• **Problem**:
From the records, return each line that has the word "headline" in it.

________________________

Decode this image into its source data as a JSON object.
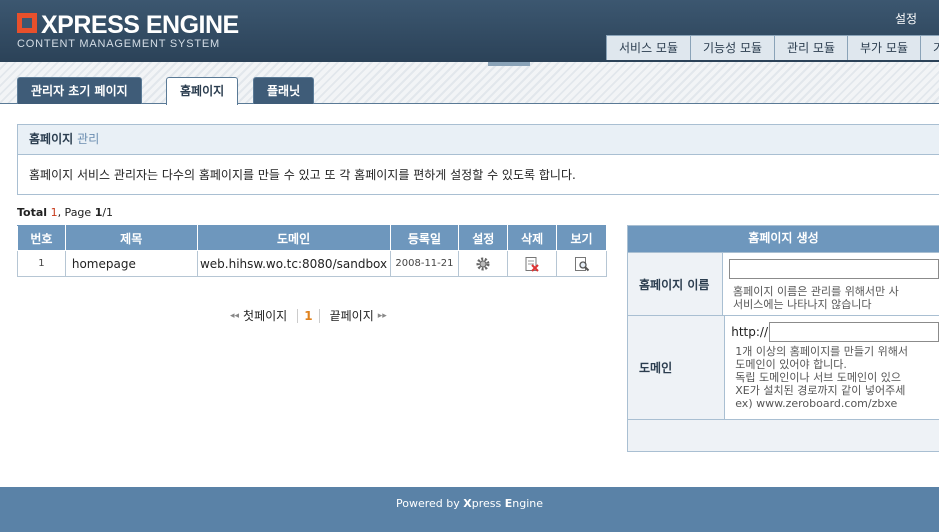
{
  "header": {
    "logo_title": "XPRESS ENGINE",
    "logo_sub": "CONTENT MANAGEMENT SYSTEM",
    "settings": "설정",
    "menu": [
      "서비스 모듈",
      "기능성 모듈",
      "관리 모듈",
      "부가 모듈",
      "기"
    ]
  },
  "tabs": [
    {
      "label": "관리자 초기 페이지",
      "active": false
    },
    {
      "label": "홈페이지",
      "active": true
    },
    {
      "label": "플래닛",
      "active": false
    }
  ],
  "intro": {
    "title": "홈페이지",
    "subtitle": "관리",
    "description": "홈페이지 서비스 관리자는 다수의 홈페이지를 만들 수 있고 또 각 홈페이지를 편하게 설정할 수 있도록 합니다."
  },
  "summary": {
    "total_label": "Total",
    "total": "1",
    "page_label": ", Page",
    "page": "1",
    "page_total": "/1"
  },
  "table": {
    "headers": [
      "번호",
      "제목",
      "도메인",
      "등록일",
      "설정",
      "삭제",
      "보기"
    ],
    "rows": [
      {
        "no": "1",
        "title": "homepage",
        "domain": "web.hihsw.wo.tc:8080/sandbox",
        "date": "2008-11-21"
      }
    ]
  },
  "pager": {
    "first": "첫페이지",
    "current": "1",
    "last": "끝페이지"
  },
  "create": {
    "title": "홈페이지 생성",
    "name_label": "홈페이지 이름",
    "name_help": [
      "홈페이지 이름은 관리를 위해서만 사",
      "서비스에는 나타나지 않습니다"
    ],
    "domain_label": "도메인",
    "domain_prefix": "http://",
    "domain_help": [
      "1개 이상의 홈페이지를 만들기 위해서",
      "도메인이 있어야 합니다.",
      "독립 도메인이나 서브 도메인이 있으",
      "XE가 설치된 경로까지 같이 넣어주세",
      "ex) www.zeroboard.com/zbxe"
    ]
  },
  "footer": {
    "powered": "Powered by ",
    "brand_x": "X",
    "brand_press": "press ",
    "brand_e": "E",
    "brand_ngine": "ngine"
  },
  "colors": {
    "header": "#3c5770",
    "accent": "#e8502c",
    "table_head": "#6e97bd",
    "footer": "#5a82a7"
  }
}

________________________

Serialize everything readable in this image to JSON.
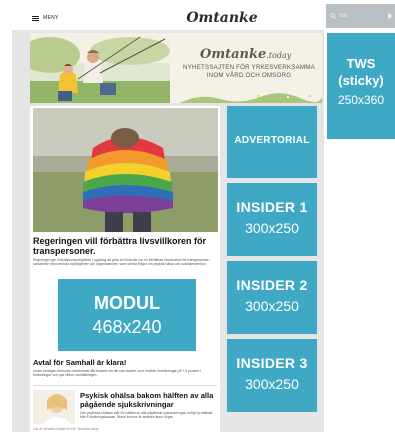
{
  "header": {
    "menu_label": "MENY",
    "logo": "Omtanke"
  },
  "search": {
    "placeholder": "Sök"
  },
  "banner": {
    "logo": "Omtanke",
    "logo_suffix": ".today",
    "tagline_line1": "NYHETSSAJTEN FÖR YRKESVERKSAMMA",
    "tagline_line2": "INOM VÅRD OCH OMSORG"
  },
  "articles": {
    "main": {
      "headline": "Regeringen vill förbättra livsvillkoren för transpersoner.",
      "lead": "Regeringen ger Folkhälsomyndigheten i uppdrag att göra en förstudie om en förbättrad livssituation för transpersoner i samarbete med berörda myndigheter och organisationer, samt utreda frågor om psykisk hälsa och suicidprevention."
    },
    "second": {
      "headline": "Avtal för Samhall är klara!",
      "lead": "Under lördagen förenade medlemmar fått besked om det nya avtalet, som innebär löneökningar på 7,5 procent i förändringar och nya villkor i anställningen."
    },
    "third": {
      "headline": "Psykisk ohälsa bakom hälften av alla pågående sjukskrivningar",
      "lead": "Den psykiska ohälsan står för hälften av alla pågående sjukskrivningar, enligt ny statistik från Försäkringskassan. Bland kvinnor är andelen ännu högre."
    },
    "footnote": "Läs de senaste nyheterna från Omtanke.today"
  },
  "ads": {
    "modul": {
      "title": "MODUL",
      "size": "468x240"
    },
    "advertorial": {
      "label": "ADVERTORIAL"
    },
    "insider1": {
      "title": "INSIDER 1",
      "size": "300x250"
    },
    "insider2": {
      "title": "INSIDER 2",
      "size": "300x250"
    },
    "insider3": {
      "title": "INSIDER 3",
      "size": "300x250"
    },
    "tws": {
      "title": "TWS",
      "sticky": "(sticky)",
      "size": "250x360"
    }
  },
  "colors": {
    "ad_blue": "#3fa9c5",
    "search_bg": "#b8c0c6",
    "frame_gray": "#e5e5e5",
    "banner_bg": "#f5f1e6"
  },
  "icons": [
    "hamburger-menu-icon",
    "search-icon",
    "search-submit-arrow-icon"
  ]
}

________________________

• **Solution to this task**:
      "headline": "Regeringen vill förbättra livsvillkoren för transpersoner.",
      "headline": "Avtal för Samhall är klara!",
      "headline": "Psykisk ohälsa bakom hälften av alla pågående sjukskrivningar",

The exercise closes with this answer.